When the American Academy of Pediatrics originally advised against TV for kids under 2 in 1999, they were doing so based on the Precautionary Principle: the idea that this might cause harm and had no known benefits. Their policy was met with what pediatrician Ari Brown describes as “a lot of screaming”. The resistance came from the industry— people who were creating media for babies and toddlers—but it also came from parents, who were dependent on the TV to give them a break from active parenting so they could take care of other things.
People complained, where’s the harm? People also didn’t take the recommendations very seriously, as it’s now estimated that 90% of kids under 2 watch 1 to 2 hours of television a day.
Those early recommendations were based on limited research. But by now, the AAP has had more than a decade to review over 50 studies on the effects of television on small children. And the results have only strengthened their original position. Their new policy, released today, unequivocally advises against ANY screen time for babies and toddlers under age 2.
What’s so bad about screens?
From the new AAP policy:
ï‚· Many video programs for infants and toddlers are marketed as “educational,” yet evidence does not support this. Quality programs are educational for children only if they understand the content and context of the video. Studies consistently find that children over 2 typically have this understanding.
ï‚· Unstructured play time is more valuable for the developing brain than electronic media. Children learn to think creatively, problem solve, and develop reasoning and motor skills at early ages through unstructured, unplugged play. Free play also teaches them how to entertain themselves.
ï‚· Young children learn best from—and need—interaction with humans, not screens.
ï‚· Parents who watch TV or videos with their child may add to the child’s understanding, but children learn more from live presentations than from televised ones.
ï‚· When parents are watching their own programs, this is “background media” for their children. It distracts the parent and decreases parent-child interaction. Its presence may also interfere with a young child’s learning from play and activities.
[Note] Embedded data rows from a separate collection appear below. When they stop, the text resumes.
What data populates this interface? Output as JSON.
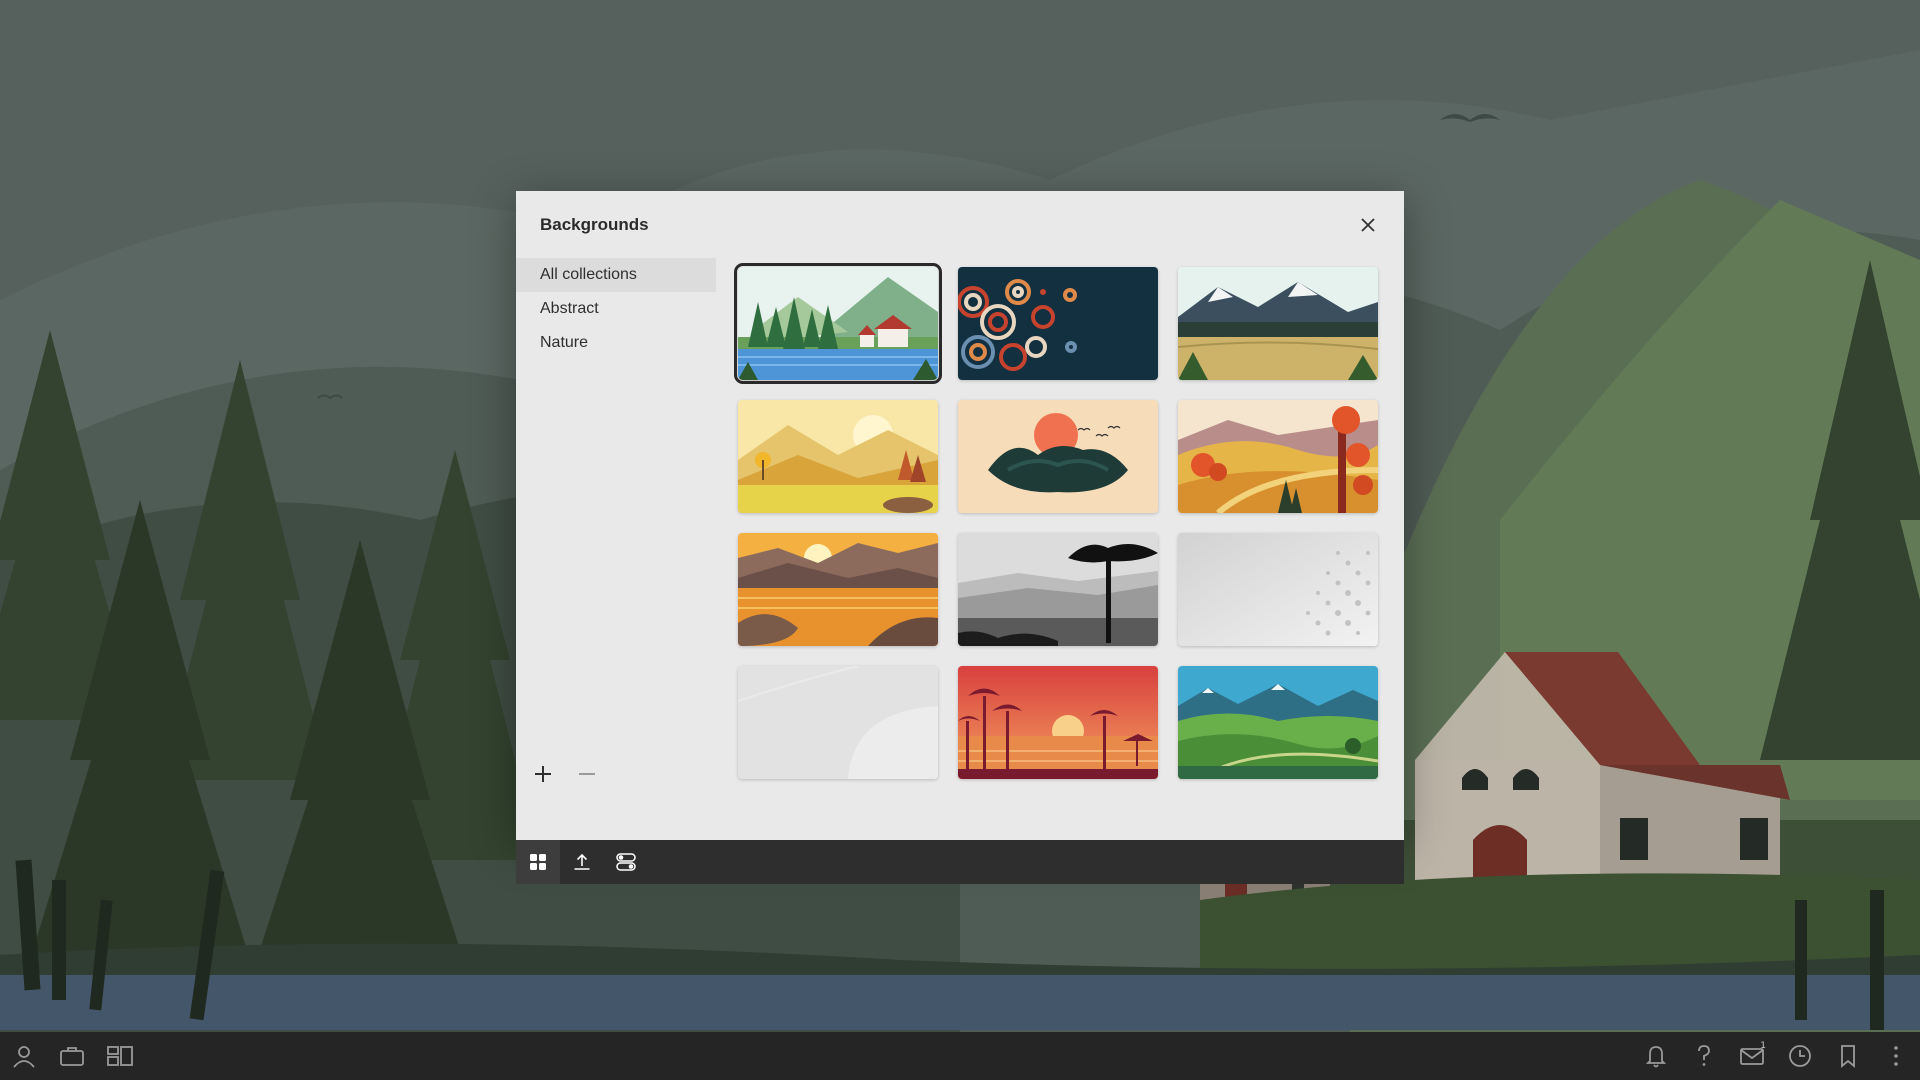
{
  "dialog": {
    "title": "Backgrounds",
    "sidebar": [
      {
        "label": "All collections",
        "active": true
      },
      {
        "label": "Abstract",
        "active": false
      },
      {
        "label": "Nature",
        "active": false
      }
    ],
    "thumbnails": [
      {
        "name": "forest-lake-house",
        "selected": true
      },
      {
        "name": "abstract-circles",
        "selected": false
      },
      {
        "name": "mountain-meadow",
        "selected": false
      },
      {
        "name": "yellow-hills-sun",
        "selected": false
      },
      {
        "name": "dark-island-sunset",
        "selected": false
      },
      {
        "name": "autumn-trees",
        "selected": false
      },
      {
        "name": "golden-river-sunset",
        "selected": false
      },
      {
        "name": "grayscale-savanna",
        "selected": false
      },
      {
        "name": "gray-dots-gradient",
        "selected": false
      },
      {
        "name": "light-gray-arc",
        "selected": false
      },
      {
        "name": "tropical-sunset-palms",
        "selected": false
      },
      {
        "name": "green-valley-mountains",
        "selected": false
      }
    ]
  },
  "taskbar": {
    "mail_badge": "1"
  },
  "colors": {
    "dialog_bg": "#e9e9e9",
    "footer_bg": "#2e2e2e",
    "taskbar_bg": "#252525",
    "selected_outline": "#2a2a2a"
  }
}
ï‚· Television viewing around bedtime can cause poor sleep habits and irregular sleep schedules, which can adversely affect mood, behavior and learning.
ï‚· Young children with heavy media use are at risk for delays in language development once they start school, but more research is needed as to the reasons.
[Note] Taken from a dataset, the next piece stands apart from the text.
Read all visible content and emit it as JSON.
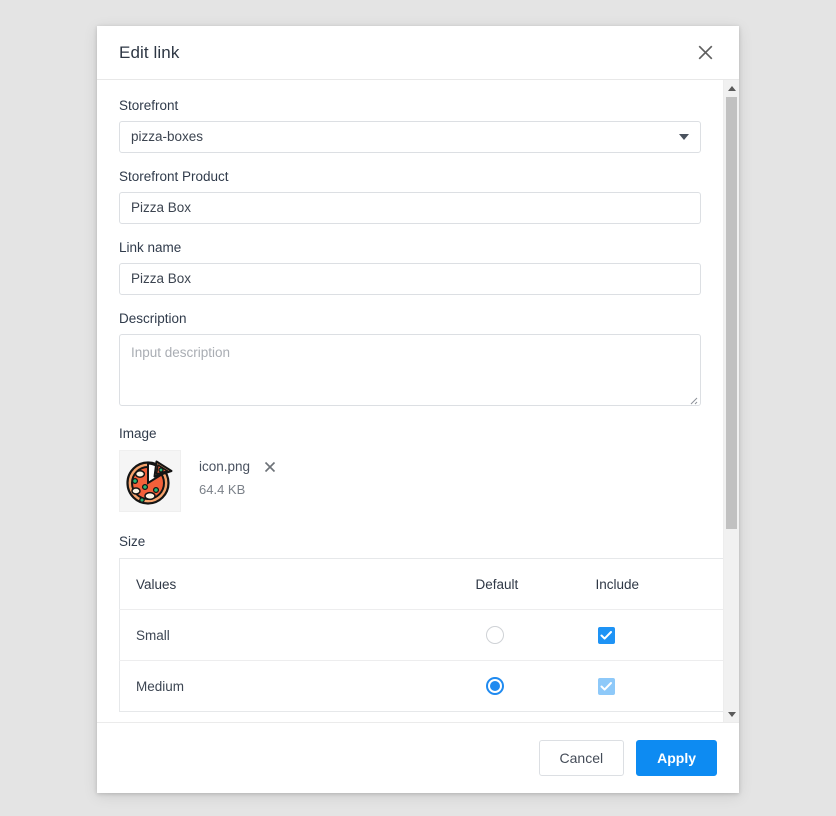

The guidelines don’t address interactive media, but I have to wonder what that might be doing to kids’ brain development. Does the screen/real world confusion extend to screens that a kid can make move? The videos of babies pinching and swiping the pages of magazines and tossing them away in frustration are funny, but they also show some serious things going on in the young brain. What does it mean that a child learns to interact with real matter as if it were a digital interface?
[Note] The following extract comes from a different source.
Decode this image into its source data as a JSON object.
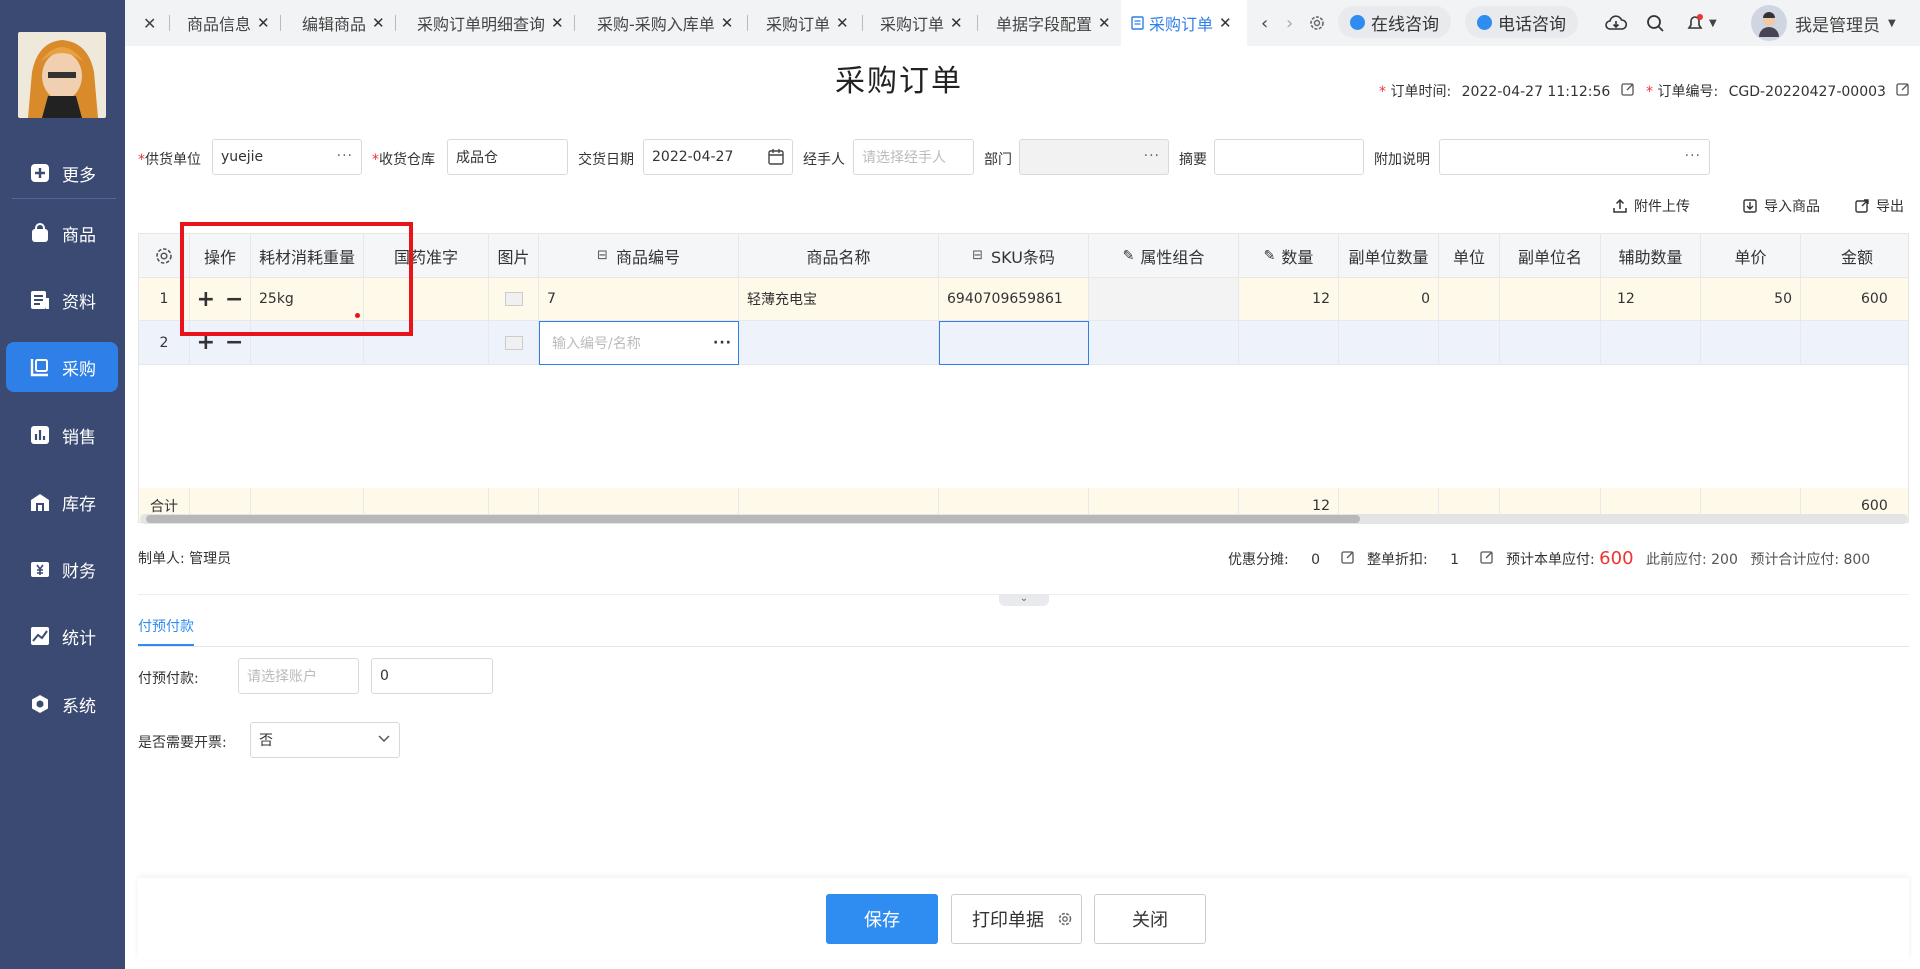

I always try to think of AAP recommendations from a public health policy standpoint. This is a national organization dedicated to what’s optimal for children’s health and development. They’re trying to combat a major marketing machine selling parents the idea that media is actually good for babies and toddlers. We live in a world where almost one-third of children have a television in their bedroom by the age of 3, a statistic I find shocking and kind of gross on multiple levels.
The circumstances in any individual family are variable. The reality of many parents’ lives just don’t allow for optimal choices for our kids all the time. When thinking about how to apply this policy to your family, you might want to keep that in mind.
Will the AAP recommendations change how you parent?
See the full presentation below: